Rakesh Mohan, a distinguished economist who has held some very prestigious positions, is known to be an excellent thinker, speaker and writer. Anyone who has heard him or read his works will agree with Mohan’s triad of expertise. This book, India Transformed: 25 Years of Economic Reforms, is edited by Mohan and is a collection of articles on various subjects in Indian economics that carry analyses of what has happened over the last 25 years. This book comes on the heels of Yashwant Sinha’s collection of essays on the same subject, having some common authors as well.
Mohan’s emphasis is on industrial policy, and he gives a backdrop of both the situation as it was before 1992 and the change that was sought. For readers who are not aware of the country before 1992, some of the rules and regulations that existed would sound hilarious, especially when one reads about the number of ministries and departments required when investment was involved or forex required. The economy has definitely made significant progress in terms of unshackling of industry even though India still remains fairly low on the World Bank’s ‘doing business’ scale.
An account is provided by Montek Singh Ahluwalia, who was one of the brains behind the implementation of reforms. It is fairly factual and takes us through some of the subtle nuances of what reforms involved. Omar Goswami has two essays, one on a ‘before’ and ‘after’ treatise, which would again be eye-openers for the new generation which may not be aware of telephones or bank tokens. For instance, he narrates the controls that existed in the textile sector, where one had to use cotton and could blend man-made fibres, but not use the latter completely. This led to companies finding innovative ways to circumvent the rules. His second essay is on corporate India, where Goswami shares that reforms have churned corporate India and efficiency has increased. If one juxtaposes this with Mohan’s essay, where India appears to have progressed over the years, the question not posed is, why we still seem to be low on the World Bank’s index of ease of doing business. This is a gaping lacuna that is not captured by the authors.
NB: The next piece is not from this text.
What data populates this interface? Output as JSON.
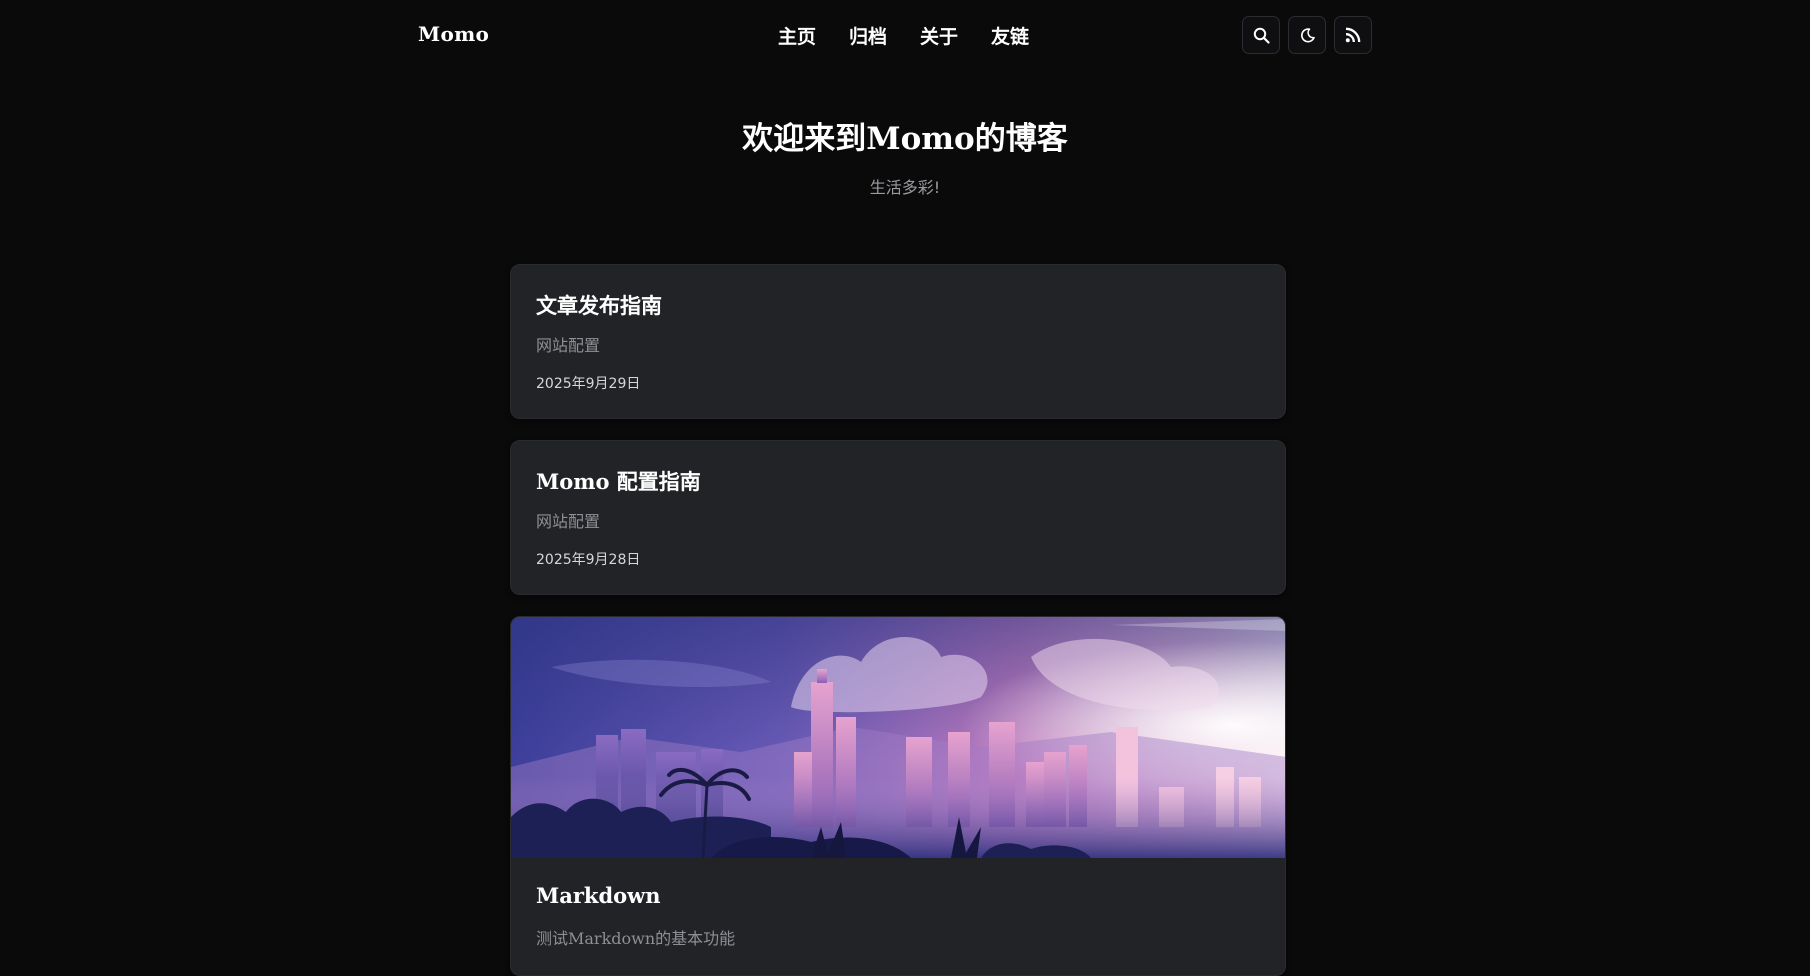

TN Ninan has a very thought-provoking work here, where he studies the political economy of reforms. He argues that the reforms introduced have caused little pain as such and have been calibrated and incremental, which is quite true. More interestingly, he has brought to the fore the fact that reforms that have been carried out have had no political backlash. This is probably the right way of looking at reforms because, given that we are a democracy and that the population is large, reforms can never be thrust from above and people have to be taken along, a fact missed by critics, who often seem to be in a hurry to see more action all the time. A similar conclusion is also drawn by Harsha Vardhana Singh when he writes on trade reforms, where he avers that all the changes were made without any major disruption.
There is a section on governance where Sarwar Lateef argues that where India has suffered is on the institutional front, where they have failed to keep pace. Here, he has some interesting data to present on the Parliament and Election Commission, and highlights the criminal background of the MPs. Related to such elections, he also takes a swipe at the civil service, which, he says, has become subservient to the political forces and can’t operate independently. This has to change. The same holds for the police, as well as judiciary, he writes.
YV Reddy has a well-analysed piece on Centre-state relations and concludes that the relations have been better progressively. With this prelude, one can move over to Laveesh Bhandari’s analysis of the same issue, which again supports Reddy’s view. States have not been mere spectators or beneficiaries of the Centre, but have played a positive role by adapting to the new environment.
Another well-placed article after the role of states is a brilliant piece by Ashok Gulati on agriculture. There is evidently a lot of work to be done here and his four-point agenda includes the following. First, growth has to be inclusive and touch all farmers with less than two hectares of land. Second, farming has to be become economically viable or else will lose its froth. Third, we need to address the issue of environment sustainability, as the pressure has increased on both land and water over the years with some serious repercussions. Last, farming has to become globally competitive.
There are sectoral essays by Baba Kalyani, Vikram Mehta and a detailed treatise on infrastructure by Vinayak Chatterjee. His conclusion is that the private sector can’t be looked upon to provide capital unless we are able to put in place enabling institutions, laws and processes to put capital to good use. In the course of this discourse, he discusses in some depth the issue of PPP and gets into the reasons as to why it has not quite worked out.
The section on human development has articles by the likes of Nachiket Mor and Devesh Kapur, which are quite incisive. The financial sector is well evaluated by C Rangarajan, who is probably one of the best in the field, and Deepak Parekh, who is an expert on the subject of housing finance. The last part on corporate India has essays by Mukesh Ambani, Naushad Forbes, Gita Piramal and Rama Bijapurkar, which make for engaging reading. Having successful people present their views on various aspects of business is like hearing the story from those who have made it big and can’t be contested.
On the whole, this book should interest all kinds of readers. The author writes with his usual flair, which is quite droll, especially when he narrates anecdotes of how bureaucrats and ministers loathed change just because of limited understanding of reforms. However, there does not appear to be any criticism of reforms in terms of what has not been done or why growth has not created jobs commensurately or why there are still many poor people in the country. Hence, one may not get a balanced view on reforms and will not be able to reconcile reality with the image of successful reforms.
Madan Sabnavis is chief economist, CARE Ratings